**BRIEF:** Scan the records for "stroke". Show the matching lines.

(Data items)
- - -

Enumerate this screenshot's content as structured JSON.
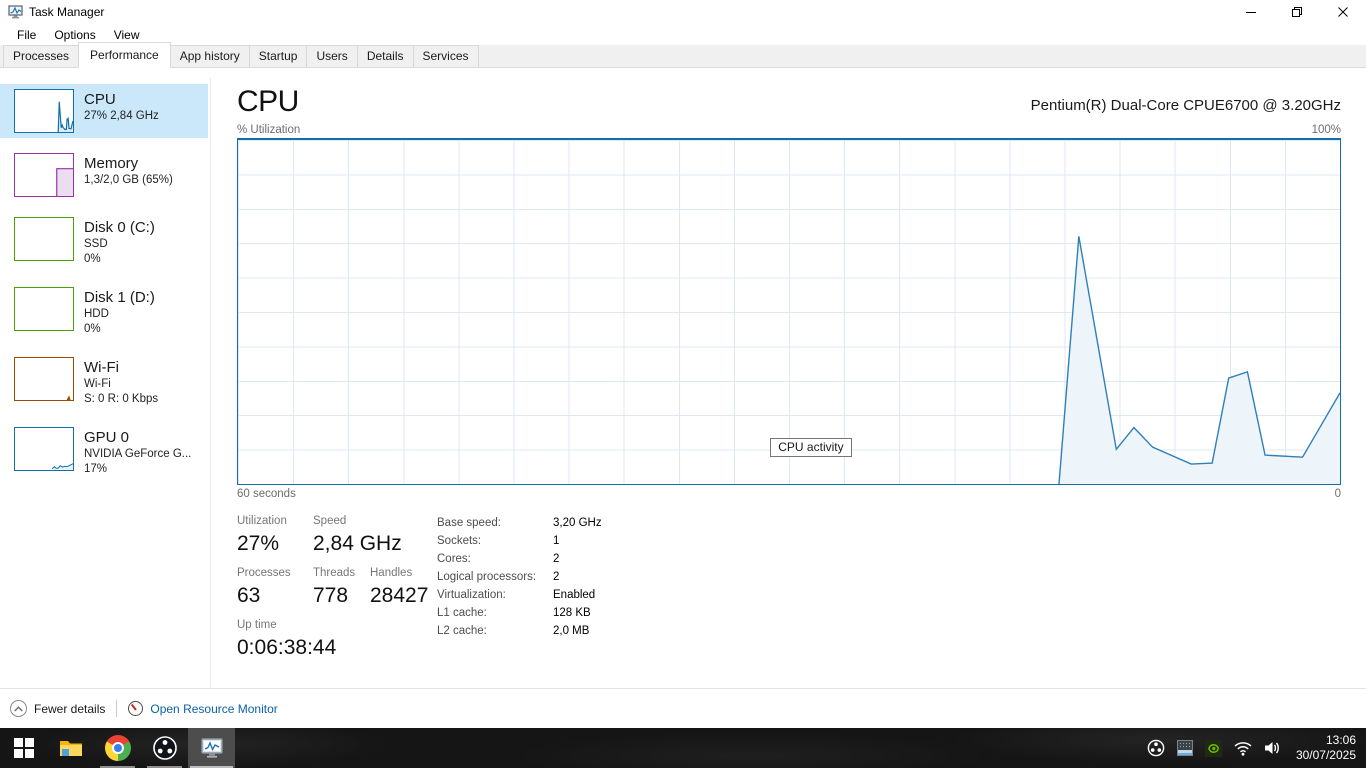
{
  "window": {
    "title": "Task Manager"
  },
  "menu": {
    "items": [
      "File",
      "Options",
      "View"
    ]
  },
  "tabs": {
    "items": [
      "Processes",
      "Performance",
      "App history",
      "Startup",
      "Users",
      "Details",
      "Services"
    ],
    "active": "Performance"
  },
  "sidebar": {
    "items": [
      {
        "title": "CPU",
        "line1": "27% 2,84 GHz",
        "line2": "",
        "color": "#1170aa",
        "selected": true,
        "chart": {
          "stroke": "#1170aa",
          "fill": "#dcebf6",
          "width": 1.2,
          "points": [
            [
              74.5,
              0
            ],
            [
              76.3,
              72
            ],
            [
              79.7,
              10.1
            ],
            [
              81.3,
              16.4
            ],
            [
              83,
              10.7
            ],
            [
              86.5,
              5.8
            ],
            [
              88.4,
              6.1
            ],
            [
              89.9,
              30.8
            ],
            [
              91.6,
              32.6
            ],
            [
              93.2,
              8.4
            ],
            [
              96.6,
              7.8
            ],
            [
              100,
              26.5
            ]
          ]
        }
      },
      {
        "title": "Memory",
        "line1": "1,3/2,0 GB (65%)",
        "line2": "",
        "color": "#9b30a8",
        "chart": {
          "stroke": "#9b30a8",
          "fill": "#eadef0",
          "width": 1.2,
          "points": [
            [
              72,
              0
            ],
            [
              72,
              65
            ],
            [
              100,
              65
            ]
          ]
        }
      },
      {
        "title": "Disk 0 (C:)",
        "line1": "SSD",
        "line2": "0%",
        "color": "#4aa300",
        "chart": {
          "stroke": "#4aa300",
          "fill": "none",
          "points": []
        }
      },
      {
        "title": "Disk 1 (D:)",
        "line1": "HDD",
        "line2": "0%",
        "color": "#4aa300",
        "chart": {
          "stroke": "#4aa300",
          "fill": "none",
          "points": []
        }
      },
      {
        "title": "Wi-Fi",
        "line1": "Wi-Fi",
        "line2": "S: 0 R: 0 Kbps",
        "color": "#a04b00",
        "chart": {
          "stroke": "#a04b00",
          "fill": "#a04b00",
          "width": 1,
          "points": [
            [
              90,
              0
            ],
            [
              93,
              8
            ],
            [
              95,
              0
            ]
          ]
        }
      },
      {
        "title": "GPU 0",
        "line1": "NVIDIA GeForce G...",
        "line2": "17%",
        "color": "#1170aa",
        "chart": {
          "stroke": "#1170aa",
          "fill": "#e8f2fa",
          "width": 1,
          "points": [
            [
              64,
              3
            ],
            [
              68,
              8
            ],
            [
              71,
              4
            ],
            [
              75,
              5
            ],
            [
              78,
              10
            ],
            [
              82,
              7
            ],
            [
              86,
              9
            ],
            [
              90,
              8
            ],
            [
              100,
              15
            ]
          ]
        }
      }
    ]
  },
  "main": {
    "title": "CPU",
    "subtitle": "Pentium(R) Dual-Core CPUE6700 @ 3.20GHz",
    "chart": {
      "y_label": "% Utilization",
      "y_max": "100%",
      "x_left": "60 seconds",
      "x_right": "0",
      "tooltip": "CPU activity",
      "stroke": "#2f7fba",
      "fill": "#edf4fa",
      "width": 1.4,
      "points": [
        [
          74.5,
          0
        ],
        [
          76.3,
          72
        ],
        [
          79.7,
          10.1
        ],
        [
          81.3,
          16.4
        ],
        [
          83,
          10.7
        ],
        [
          86.5,
          5.8
        ],
        [
          88.4,
          6.1
        ],
        [
          89.9,
          30.8
        ],
        [
          91.6,
          32.6
        ],
        [
          93.2,
          8.4
        ],
        [
          96.6,
          7.8
        ],
        [
          100,
          26.5
        ]
      ]
    },
    "stats": [
      {
        "label": "Utilization",
        "value": "27%"
      },
      {
        "label": "Speed",
        "value": "2,84 GHz"
      },
      {
        "label": "Processes",
        "value": "63"
      },
      {
        "label": "Threads",
        "value": "778"
      },
      {
        "label": "Handles",
        "value": "28427"
      },
      {
        "label": "Up time",
        "value": "0:06:38:44"
      }
    ],
    "details": [
      {
        "label": "Base speed:",
        "value": "3,20 GHz"
      },
      {
        "label": "Sockets:",
        "value": "1"
      },
      {
        "label": "Cores:",
        "value": "2"
      },
      {
        "label": "Logical processors:",
        "value": "2"
      },
      {
        "label": "Virtualization:",
        "value": "Enabled"
      },
      {
        "label": "L1 cache:",
        "value": "128 KB"
      },
      {
        "label": "L2 cache:",
        "value": "2,0 MB"
      }
    ]
  },
  "footer": {
    "collapse_label": "Fewer details",
    "resource_link": "Open Resource Monitor"
  },
  "taskbar": {
    "clock": {
      "time": "13:06",
      "date": "30/07/2025"
    }
  }
}
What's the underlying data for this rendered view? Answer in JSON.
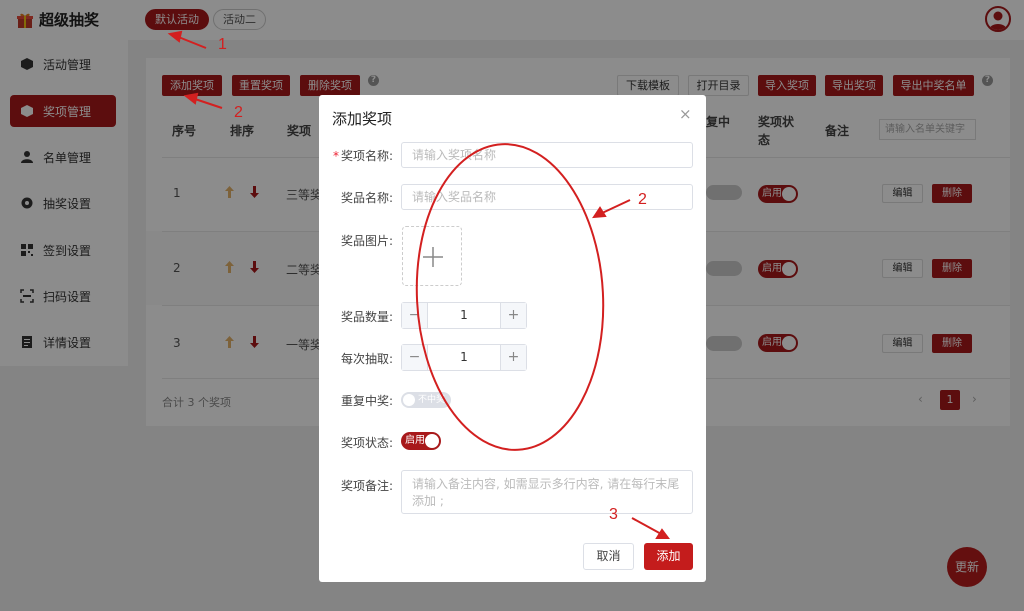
{
  "app": {
    "title": "超级抽奖",
    "activity_tabs": [
      "默认活动",
      "活动二"
    ],
    "brand_color": "#a8191b"
  },
  "sidebar": {
    "items": [
      {
        "label": "活动管理",
        "icon": "box-icon"
      },
      {
        "label": "奖项管理",
        "icon": "box-icon"
      },
      {
        "label": "名单管理",
        "icon": "user-icon"
      },
      {
        "label": "抽奖设置",
        "icon": "gear-icon"
      },
      {
        "label": "签到设置",
        "icon": "qrcode-icon"
      },
      {
        "label": "扫码设置",
        "icon": "scan-icon"
      },
      {
        "label": "详情设置",
        "icon": "document-icon"
      }
    ],
    "active_index": 1
  },
  "toolbar": {
    "add": "添加奖项",
    "reset": "重置奖项",
    "delete": "删除奖项",
    "download_template": "下载模板",
    "open_dir": "打开目录",
    "import": "导入奖项",
    "export": "导出奖项",
    "export_winners": "导出中奖名单"
  },
  "table": {
    "headers": {
      "index": "序号",
      "sort": "排序",
      "prize": "奖项",
      "repeat": "复中",
      "status_1": "奖项状",
      "status_2": "态",
      "note": "备注"
    },
    "search_placeholder": "请输入名单关键字",
    "rows": [
      {
        "index": "1",
        "prize": "三等奖",
        "status": "启用",
        "edit": "编辑",
        "delete": "删除"
      },
      {
        "index": "2",
        "prize": "二等奖",
        "status": "启用",
        "edit": "编辑",
        "delete": "删除"
      },
      {
        "index": "3",
        "prize": "一等奖",
        "status": "启用",
        "edit": "编辑",
        "delete": "删除"
      }
    ],
    "total": "合计 3 个奖项",
    "current_page": "1"
  },
  "modal": {
    "title": "添加奖项",
    "close": "×",
    "fields": {
      "prize_name_label": "奖项名称:",
      "prize_name_placeholder": "请输入奖项名称",
      "item_name_label": "奖品名称:",
      "item_name_placeholder": "请输入奖品名称",
      "image_label": "奖品图片:",
      "quantity_label": "奖品数量:",
      "quantity_value": "1",
      "per_draw_label": "每次抽取:",
      "per_draw_value": "1",
      "repeat_label": "重复中奖:",
      "repeat_switch_text": "不中奖",
      "status_label": "奖项状态:",
      "status_switch_text": "启用",
      "note_label": "奖项备注:",
      "note_placeholder": "请输入备注内容, 如需显示多行内容, 请在每行末尾添加 ;"
    },
    "cancel": "取消",
    "confirm": "添加"
  },
  "annotations": [
    "1",
    "2",
    "2",
    "3"
  ],
  "floating_button": "更新"
}
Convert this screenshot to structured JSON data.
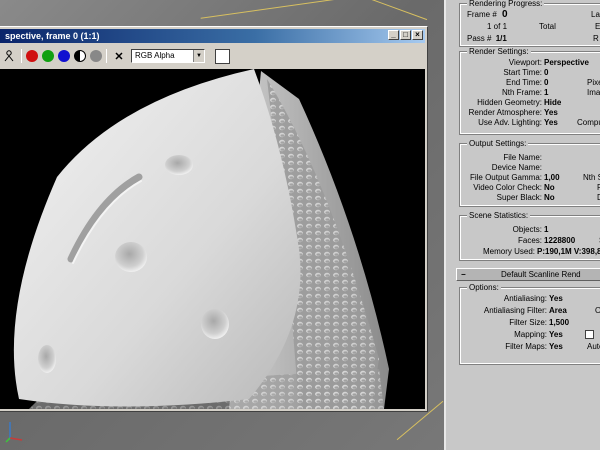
{
  "frame_window": {
    "title": "spective, frame 0 (1:1)",
    "buttons": [
      "_",
      "□",
      "×"
    ],
    "channel": "RGB Alpha",
    "toolbar_icons": [
      "save-icon",
      "red-channel-icon",
      "green-channel-icon",
      "blue-channel-icon",
      "alpha-display-icon",
      "mono-icon",
      "clear-icon"
    ],
    "colors": {
      "red": "#d01010",
      "green": "#10a010",
      "blue": "#1010d0",
      "title": "#0a246a"
    }
  },
  "progress": {
    "title": "Rendering Progress:",
    "frame_label": "Frame #",
    "frame_value": "0",
    "last_label": "Last",
    "of_value": "1 of 1",
    "total_label": "Total",
    "e_label": "E",
    "pass_label": "Pass #",
    "pass_value": "1/1",
    "r_label": "R"
  },
  "render_settings": {
    "title": "Render Settings:",
    "rows": [
      {
        "label": "Viewport:",
        "value": "Perspective"
      },
      {
        "label": "Start Time:",
        "value": "0"
      },
      {
        "label": "End Time:",
        "value": "0"
      },
      {
        "label": "Nth Frame:",
        "value": "1"
      },
      {
        "label": "Hidden Geometry:",
        "value": "Hide"
      },
      {
        "label": "Render Atmosphere:",
        "value": "Yes"
      },
      {
        "label": "Use Adv. Lighting:",
        "value": "Yes"
      }
    ],
    "right_labels": [
      "Pixe",
      "Imag",
      "R",
      "R",
      "Compute"
    ]
  },
  "output_settings": {
    "title": "Output Settings:",
    "rows": [
      {
        "label": "File Name:",
        "value": ""
      },
      {
        "label": "Device Name:",
        "value": ""
      },
      {
        "label": "File Output Gamma:",
        "value": "1,00"
      },
      {
        "label": "Video Color Check:",
        "value": "No"
      },
      {
        "label": "Super Black:",
        "value": "No"
      }
    ],
    "right_labels": [
      "Nth Se",
      "Re",
      "Di"
    ]
  },
  "scene_stats": {
    "title": "Scene Statistics:",
    "objects_label": "Objects:",
    "objects_value": "1",
    "faces_label": "Faces:",
    "faces_value": "1228800",
    "s_label": "S",
    "memory_label": "Memory Used:",
    "memory_value": "P:190,1M V:398,8M"
  },
  "rollout": {
    "minus": "−",
    "title": "Default Scanline Rend"
  },
  "options": {
    "title": "Options:",
    "antialiasing_label": "Antialiasing:",
    "antialiasing_value": "Yes",
    "filter_label": "Antialiasing Filter:",
    "filter_value": "Area",
    "filter_size_label": "Filter Size:",
    "filter_size_value": "1,500",
    "mapping_label": "Mapping:",
    "mapping_value": "Yes",
    "filter_maps_label": "Filter Maps:",
    "filter_maps_value": "Yes",
    "right_labels": [
      "O",
      "In",
      "Auto"
    ]
  }
}
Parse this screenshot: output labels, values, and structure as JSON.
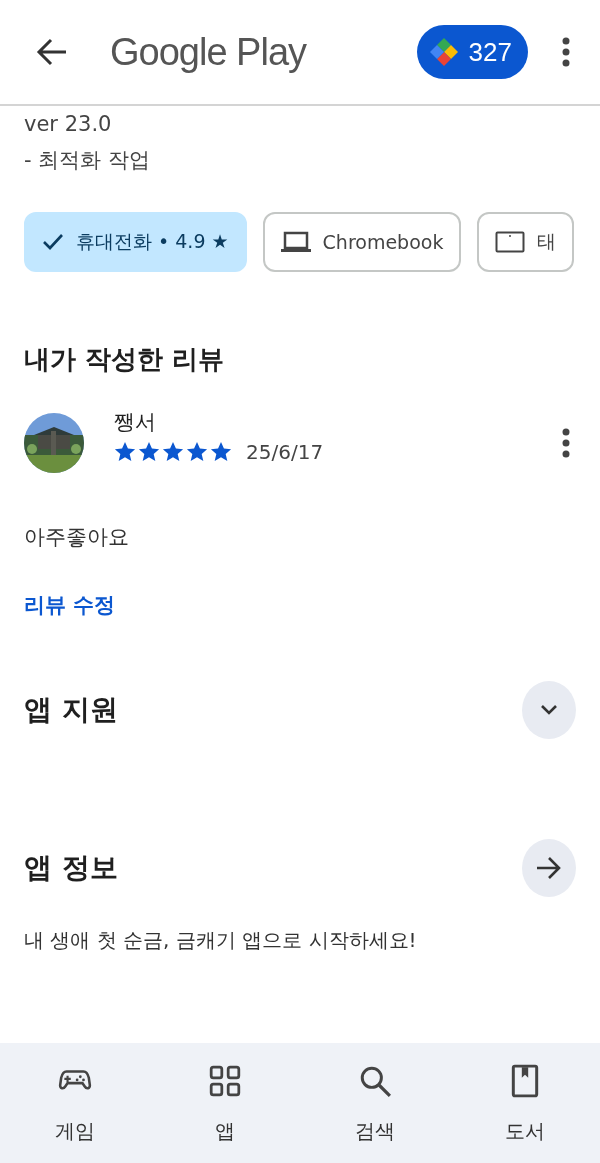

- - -

**TASK RESPONSE:**
          "stroke": "#1170aa",
          "stroke": "#9b30a8",
          "stroke": "#4aa300",
          "stroke": "#4aa300",
          "stroke": "#a04b00",
          "stroke": "#1170aa",
      "stroke": "#2f7fba",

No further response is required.